Work request –
State, as one number, how many lines in these records hold "docker".

(Input material begins)

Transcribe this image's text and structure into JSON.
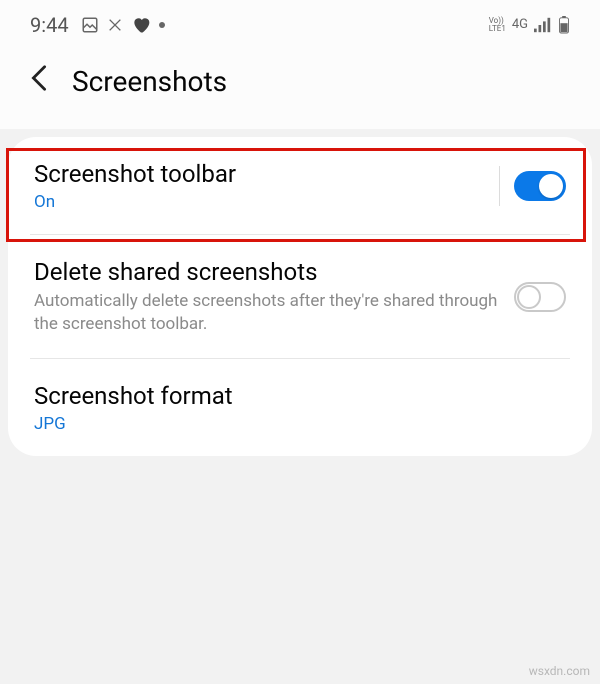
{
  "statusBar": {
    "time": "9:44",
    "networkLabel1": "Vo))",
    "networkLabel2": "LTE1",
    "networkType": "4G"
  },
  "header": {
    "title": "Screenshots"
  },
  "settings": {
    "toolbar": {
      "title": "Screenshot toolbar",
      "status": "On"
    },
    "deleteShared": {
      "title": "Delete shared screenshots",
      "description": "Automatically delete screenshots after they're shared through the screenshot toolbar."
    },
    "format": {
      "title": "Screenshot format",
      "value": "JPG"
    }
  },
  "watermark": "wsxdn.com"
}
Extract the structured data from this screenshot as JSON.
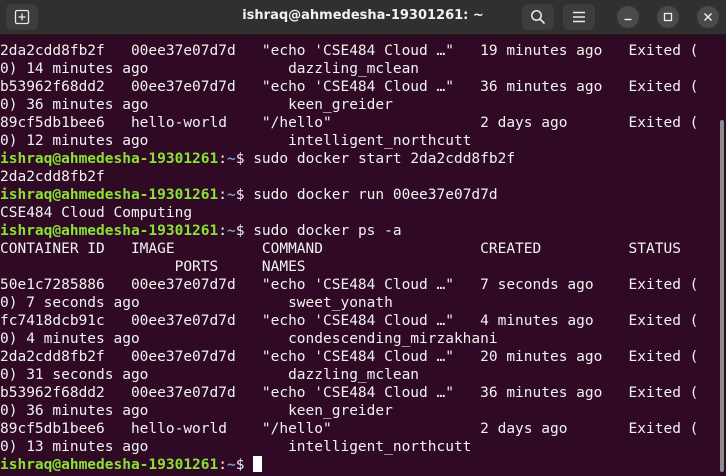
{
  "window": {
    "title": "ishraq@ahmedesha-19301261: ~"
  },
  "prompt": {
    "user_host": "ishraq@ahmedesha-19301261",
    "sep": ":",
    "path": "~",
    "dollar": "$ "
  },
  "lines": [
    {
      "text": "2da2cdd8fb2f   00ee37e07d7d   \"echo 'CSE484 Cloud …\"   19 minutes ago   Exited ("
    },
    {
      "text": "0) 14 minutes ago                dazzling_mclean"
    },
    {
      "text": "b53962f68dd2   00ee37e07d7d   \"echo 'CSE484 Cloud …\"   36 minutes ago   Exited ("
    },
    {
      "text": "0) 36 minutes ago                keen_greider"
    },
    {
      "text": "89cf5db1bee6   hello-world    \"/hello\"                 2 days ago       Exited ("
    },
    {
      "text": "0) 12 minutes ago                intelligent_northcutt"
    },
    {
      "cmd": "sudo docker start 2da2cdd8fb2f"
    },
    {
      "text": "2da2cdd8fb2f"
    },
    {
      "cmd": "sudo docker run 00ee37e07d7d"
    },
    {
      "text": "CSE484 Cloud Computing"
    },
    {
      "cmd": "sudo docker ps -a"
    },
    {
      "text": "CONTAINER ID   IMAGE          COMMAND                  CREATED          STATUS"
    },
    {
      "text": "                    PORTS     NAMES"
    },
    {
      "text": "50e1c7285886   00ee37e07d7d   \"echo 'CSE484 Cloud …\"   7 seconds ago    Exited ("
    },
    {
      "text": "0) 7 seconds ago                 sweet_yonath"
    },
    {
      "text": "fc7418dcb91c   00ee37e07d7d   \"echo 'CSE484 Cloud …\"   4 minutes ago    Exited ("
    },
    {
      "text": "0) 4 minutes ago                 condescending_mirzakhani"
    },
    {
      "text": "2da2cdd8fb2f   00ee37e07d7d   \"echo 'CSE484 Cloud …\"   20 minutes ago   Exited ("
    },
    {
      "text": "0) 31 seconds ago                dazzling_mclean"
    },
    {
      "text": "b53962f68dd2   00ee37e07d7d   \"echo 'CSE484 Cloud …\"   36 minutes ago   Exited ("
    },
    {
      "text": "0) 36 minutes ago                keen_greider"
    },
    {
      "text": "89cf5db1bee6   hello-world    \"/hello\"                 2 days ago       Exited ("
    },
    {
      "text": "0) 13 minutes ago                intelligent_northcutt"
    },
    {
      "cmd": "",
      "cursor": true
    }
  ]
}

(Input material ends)

Exercise solution –
3